My meter is a pain in the ass at the moment. Every time I’ve gone to use it over the past couple of weeks, I’m reminded of a promise I’ve failed to keep. A promise to my diabetes educator that I would log my insulin doses into the meter. I flicked past Monday, February 29 in my diary, where I’d reminded myself of that very promise.
I feel so guilty that I’m not using this new, smarter device to it’s full capability. I feel like I don’t deserve the luxury of having a shinier, fancier looking meter that goes with this decade. I feel like I don’t deserve the smaller test strips that use less of my blood and make less of a mess on my desk.
I’m slack. I just haven’t been bothered to do such a menial task, when diabetes is already so consuming in itself. It’s a task that seems so worthless when there are so many more important things to do in the grand scheme of diabetes. I’ve also been a bit worried that the numbers won’t live up to Gwen’s expectations.
But I’ve made the decision to switch to an insulin pump. For lack of a better phrase, I’m going to have to own the consequence of that decision. Carb counting. Logging my insulin doses. Sending the meter reports to Gwen, so that we can fine tune things and prepare my insulin ratios for the pump. If I want to maximise the benefits of insulin pump therapy, then this is something I’m going to need to make a habit of. And I need to stop obsessing over the numbers not being “perfect.”
Today marks day 4 of my insulin logging adventure. I’m no longer relying on 3 different meters stashed in lockers, desk drawers and satchels. I’m carrying my Insulinx meter around with me everywhere, which gives me no excuse not to log an insulin dose when I forget! I’m also hoping to be able to send off some data to Gwen before Easter next week (eek!).

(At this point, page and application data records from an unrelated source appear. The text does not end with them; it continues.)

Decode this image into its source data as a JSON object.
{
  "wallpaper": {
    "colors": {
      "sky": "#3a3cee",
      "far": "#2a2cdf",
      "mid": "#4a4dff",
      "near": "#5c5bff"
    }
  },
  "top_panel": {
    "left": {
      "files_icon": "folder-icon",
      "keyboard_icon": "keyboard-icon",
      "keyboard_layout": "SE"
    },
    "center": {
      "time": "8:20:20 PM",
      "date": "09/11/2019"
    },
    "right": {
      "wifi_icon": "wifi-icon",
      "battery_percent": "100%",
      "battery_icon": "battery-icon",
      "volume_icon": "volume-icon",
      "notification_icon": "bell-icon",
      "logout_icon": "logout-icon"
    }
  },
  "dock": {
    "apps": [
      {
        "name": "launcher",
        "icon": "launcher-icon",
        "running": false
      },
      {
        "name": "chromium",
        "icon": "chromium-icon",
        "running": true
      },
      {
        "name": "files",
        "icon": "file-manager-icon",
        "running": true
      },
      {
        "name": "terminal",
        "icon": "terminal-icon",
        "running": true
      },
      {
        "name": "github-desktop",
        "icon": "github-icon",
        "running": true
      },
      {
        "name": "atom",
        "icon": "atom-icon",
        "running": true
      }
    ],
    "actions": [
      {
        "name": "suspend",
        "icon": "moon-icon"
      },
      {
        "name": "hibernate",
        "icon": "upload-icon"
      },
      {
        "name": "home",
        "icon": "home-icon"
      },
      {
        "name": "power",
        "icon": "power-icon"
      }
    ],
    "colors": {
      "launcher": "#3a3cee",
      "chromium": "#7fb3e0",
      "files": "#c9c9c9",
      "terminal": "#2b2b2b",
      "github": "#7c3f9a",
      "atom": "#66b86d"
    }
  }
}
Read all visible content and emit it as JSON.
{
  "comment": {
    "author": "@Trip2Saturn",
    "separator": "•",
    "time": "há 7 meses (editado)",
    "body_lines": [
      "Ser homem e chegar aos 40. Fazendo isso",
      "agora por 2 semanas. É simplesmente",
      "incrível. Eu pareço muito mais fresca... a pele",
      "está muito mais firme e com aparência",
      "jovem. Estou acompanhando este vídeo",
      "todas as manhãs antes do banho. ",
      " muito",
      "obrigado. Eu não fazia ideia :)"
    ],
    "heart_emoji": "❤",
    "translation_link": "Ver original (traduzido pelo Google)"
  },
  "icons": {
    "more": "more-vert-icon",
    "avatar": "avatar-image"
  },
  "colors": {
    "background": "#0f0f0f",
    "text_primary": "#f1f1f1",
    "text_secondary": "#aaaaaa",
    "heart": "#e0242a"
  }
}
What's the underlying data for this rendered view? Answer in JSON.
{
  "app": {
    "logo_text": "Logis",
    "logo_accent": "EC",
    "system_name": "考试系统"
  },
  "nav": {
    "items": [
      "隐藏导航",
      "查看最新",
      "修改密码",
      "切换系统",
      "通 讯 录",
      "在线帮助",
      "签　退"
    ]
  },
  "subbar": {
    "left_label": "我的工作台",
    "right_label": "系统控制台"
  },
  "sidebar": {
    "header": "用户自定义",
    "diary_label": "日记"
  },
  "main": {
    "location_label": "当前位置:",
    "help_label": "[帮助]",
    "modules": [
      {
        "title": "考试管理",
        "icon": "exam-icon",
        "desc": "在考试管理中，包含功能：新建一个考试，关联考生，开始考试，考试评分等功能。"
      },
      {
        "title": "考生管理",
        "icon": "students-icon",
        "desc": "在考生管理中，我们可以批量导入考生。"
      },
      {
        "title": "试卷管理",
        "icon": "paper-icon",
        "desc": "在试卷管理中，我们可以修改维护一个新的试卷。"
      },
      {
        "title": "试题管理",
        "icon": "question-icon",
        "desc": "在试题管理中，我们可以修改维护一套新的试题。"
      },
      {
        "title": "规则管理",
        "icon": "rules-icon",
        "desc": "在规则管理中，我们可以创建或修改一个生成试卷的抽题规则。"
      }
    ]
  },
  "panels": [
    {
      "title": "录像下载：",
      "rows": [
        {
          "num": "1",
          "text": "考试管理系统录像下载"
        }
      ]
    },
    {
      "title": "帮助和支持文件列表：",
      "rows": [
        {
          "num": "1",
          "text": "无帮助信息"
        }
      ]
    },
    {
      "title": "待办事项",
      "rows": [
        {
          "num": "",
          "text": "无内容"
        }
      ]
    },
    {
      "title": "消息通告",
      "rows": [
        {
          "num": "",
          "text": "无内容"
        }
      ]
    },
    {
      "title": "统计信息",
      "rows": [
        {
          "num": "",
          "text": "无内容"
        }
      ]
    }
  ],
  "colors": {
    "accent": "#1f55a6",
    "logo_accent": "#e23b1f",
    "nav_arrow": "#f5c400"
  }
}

Four days in, and I’m already seeing benefits. I’m thinking more carefully about what I’m bolussing for. When I go to test 2 hours after a meal, I’m reminded of how much insulin is still on board in my system. I can see on the screen how much more of a drop I can expect, which has stopped me from my bad habit of over-correcting and ending up hypo later on.
Despite being sick, battling stubbornly high BGLs, and being hypo more than two times in one week, I am powering through all of this. When I looked at my lunchtime reading yesterday afternoon, I kind of felt like I was kicking diabetes’ ass!